lacto-ovo vegetarian


Also found in: Wikipedia.

lac·to-o·vo vegetarian
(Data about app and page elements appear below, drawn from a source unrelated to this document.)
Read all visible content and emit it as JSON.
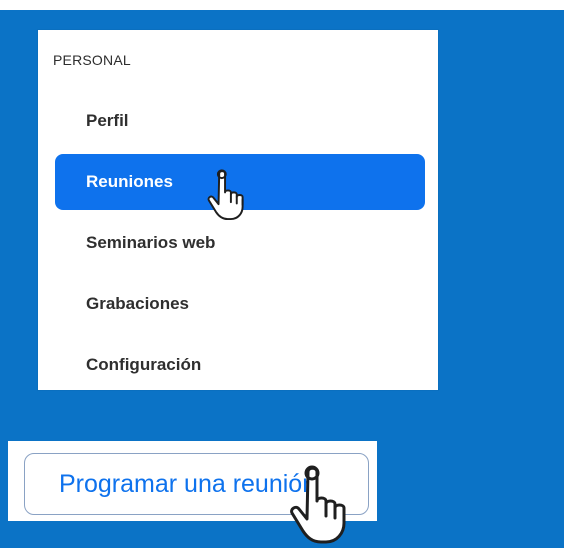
{
  "menu": {
    "section_title": "PERSONAL",
    "items": [
      {
        "label": "Perfil"
      },
      {
        "label": "Reuniones"
      },
      {
        "label": "Seminarios web"
      },
      {
        "label": "Grabaciones"
      },
      {
        "label": "Configuración"
      }
    ]
  },
  "actions": {
    "schedule_label": "Programar una reunión"
  },
  "colors": {
    "background": "#0b73c6",
    "active_item": "#0e72ed",
    "button_text": "#0e72ed"
  },
  "icons": {
    "pointer": "hand-pointer-icon"
  }
}
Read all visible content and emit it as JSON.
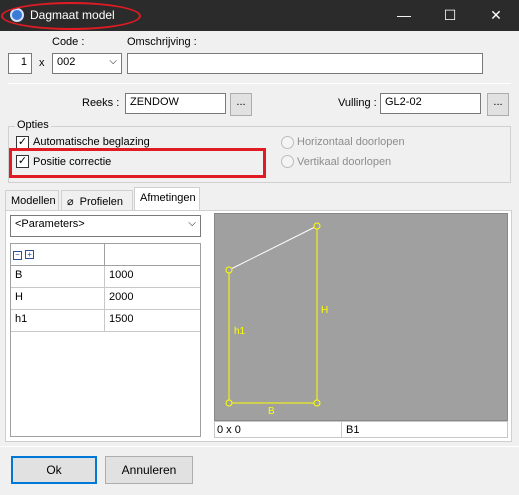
{
  "window": {
    "title": "Dagmaat model",
    "minimize": "—",
    "maximize": "☐",
    "close": "✕"
  },
  "header": {
    "quantity": "1",
    "times": "x",
    "code_label": "Code :",
    "code_value": "002",
    "omschrijving_label": "Omschrijving :",
    "omschrijving_value": ""
  },
  "series": {
    "reeks_label": "Reeks :",
    "reeks_value": "ZENDOW",
    "browse": "...",
    "vulling_label": "Vulling :",
    "vulling_value": "GL2-02"
  },
  "options": {
    "legend": "Opties",
    "automatic_glazing": {
      "label": "Automatische beglazing",
      "checked": true
    },
    "position_correction": {
      "label": "Positie correctie",
      "checked": true
    },
    "horizontal": {
      "label": "Horizontaal doorlopen",
      "enabled": false
    },
    "vertical": {
      "label": "Vertikaal doorlopen",
      "enabled": false
    }
  },
  "tabs": [
    {
      "label": "Modellen"
    },
    {
      "label": "Profielen"
    },
    {
      "label": "Afmetingen"
    }
  ],
  "parameters": {
    "dropdown": "<Parameters>",
    "rows": [
      {
        "name": "B",
        "value": "1000"
      },
      {
        "name": "H",
        "value": "2000"
      },
      {
        "name": "h1",
        "value": "1500"
      }
    ]
  },
  "preview": {
    "labels": {
      "h1": "h1",
      "H": "H",
      "B": "B"
    },
    "status_left": "0 x 0",
    "status_right": "B1"
  },
  "footer": {
    "ok": "Ok",
    "cancel": "Annuleren"
  }
}
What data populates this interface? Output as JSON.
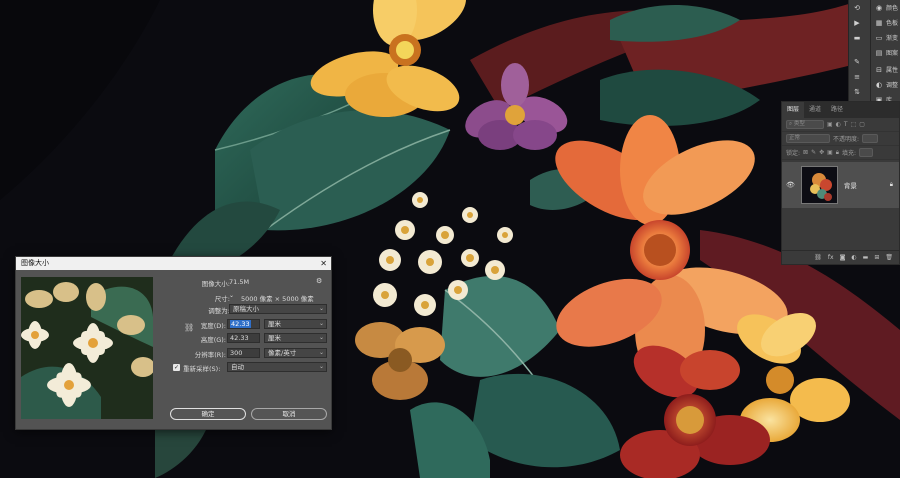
{
  "panels_strip": {
    "items": [
      {
        "icon": "history-icon",
        "label": ""
      },
      {
        "icon": "play-icon",
        "label": ""
      },
      {
        "icon": "comment-icon",
        "label": ""
      },
      {
        "icon": "brush-settings-icon",
        "label": ""
      },
      {
        "icon": "adjustments-sliders-icon",
        "label": ""
      },
      {
        "icon": "sort-icon",
        "label": ""
      }
    ],
    "labels": [
      {
        "icon": "color-icon",
        "label": "颜色"
      },
      {
        "icon": "swatches-icon",
        "label": "色板"
      },
      {
        "icon": "gradient-icon",
        "label": "渐变"
      },
      {
        "icon": "patterns-icon",
        "label": "图案"
      },
      {
        "icon": "properties-icon",
        "label": "属性"
      },
      {
        "icon": "adjustments-icon",
        "label": "调整"
      },
      {
        "icon": "libraries-icon",
        "label": "库"
      }
    ]
  },
  "layers_panel": {
    "tabs": [
      "图层",
      "通道",
      "路径"
    ],
    "active_tab": "图层",
    "filter_kind": "类型",
    "blend_mode": "正常",
    "opacity_label": "不透明度:",
    "lock_label": "锁定:",
    "fill_label": "填充:",
    "layer": {
      "name": "背景",
      "visible": true,
      "locked": true
    }
  },
  "dialog": {
    "title": "图像大小",
    "image_size_label": "图像大小:",
    "image_size_value": "71.5M",
    "dimensions_label": "尺寸:",
    "dimensions_value": "5000 像素 × 5000 像素",
    "fit_to_label": "调整为:",
    "fit_to_value": "原稿大小",
    "width_label": "宽度(D):",
    "width_value": "42.33",
    "width_unit": "厘米",
    "height_label": "高度(G):",
    "height_value": "42.33",
    "height_unit": "厘米",
    "resolution_label": "分辨率(R):",
    "resolution_value": "300",
    "resolution_unit": "像素/英寸",
    "resample_label": "重新采样(S):",
    "resample_checked": true,
    "resample_value": "自动",
    "ok_label": "确定",
    "cancel_label": "取消"
  }
}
 (lăk′tō-ō′vō)
n.
A person whose diet is primarily vegetarian but also includes eggs and dairy products. Also called ovo-lacto vegetarian..
American Heritage® Dictionary of the English Language, Fifth Edition. Copyright © 2016 by Houghton Mifflin Harcourt Publishing Company. Published by Houghton Mifflin Harcourt Publishing Company. All rights reserved.
References in periodicals archive ?
However, researchers did just that when they randomly assigned 118 overweight omnivores with a low-to-moderate cardiovascular risk profile a low-calorie lacto-ovo vegetarian diet compared with a low-calorie Mediterranean diet.
A lacto-ovo vegetarian diet allows eggs and dairy, but excludes meat and fish.
The spectrum of plant-based dietary patterns includes vegan (no animal foods), lacto-ovo vegetarian (dairy and eggs, but no animal flesh), pescatarian (fish and seafood, but no animal flesh), and semi-vegetarian or "flexitarian' (small amounts of animal flesh).
In female individuals, a lacto-ovo vegetarian diet need not accompany menstrual disturbances or a reduction in body mass index (BMI).
Lacto and lacto-ovo vegetarian practices are common; 1.6% of the population follows veganism [6].
In 2003, the American Journal of Clinical Nutrition reported that "the major threat to future survival and to US natural resources is rapid population growth" and "the lacto-ovo vegetarian diet is more sustainable than the average American meat-based diet."
* Lacto-Ovo Vegetarian: No meat, but you'll eat animal products such as dairy and eggs.
Development of a lacto-ovo vegetarian food guide J Can Diet Assoc 1975;36(2):110-17
This leaves room for a spectrum of dietary patterns, including vegan (no animal foods), lacto-ovo vegetarian (dairy and eggs, but no animal flesh), pescatarian (fish and seafood, but no animal flesh), and semi-vegetarian or "flexitarian" (small amounts of animal flesh).
All types of vegetarian diets, including those that include seafood (pescovegetarian), dairy products and eggs (lacto-ovo vegetarian), and vegan (excludes al animal products), lower the risk of death from all causes in both men and women, and risk of death from cardiovascular events, particularly in men, according to results from a new study led by Michael J.
This is even easier if a lacto-ovo vegetarian diet is adopted as both dairy and eggs contain complete proteins.
Like many vegans and vegetarians, the thought of eating dead animals was a major motivating factor in not eating meat, although she described herself as a lacto-ovo vegetarian - she eats eggs, and eats foods and drinks with milk in them.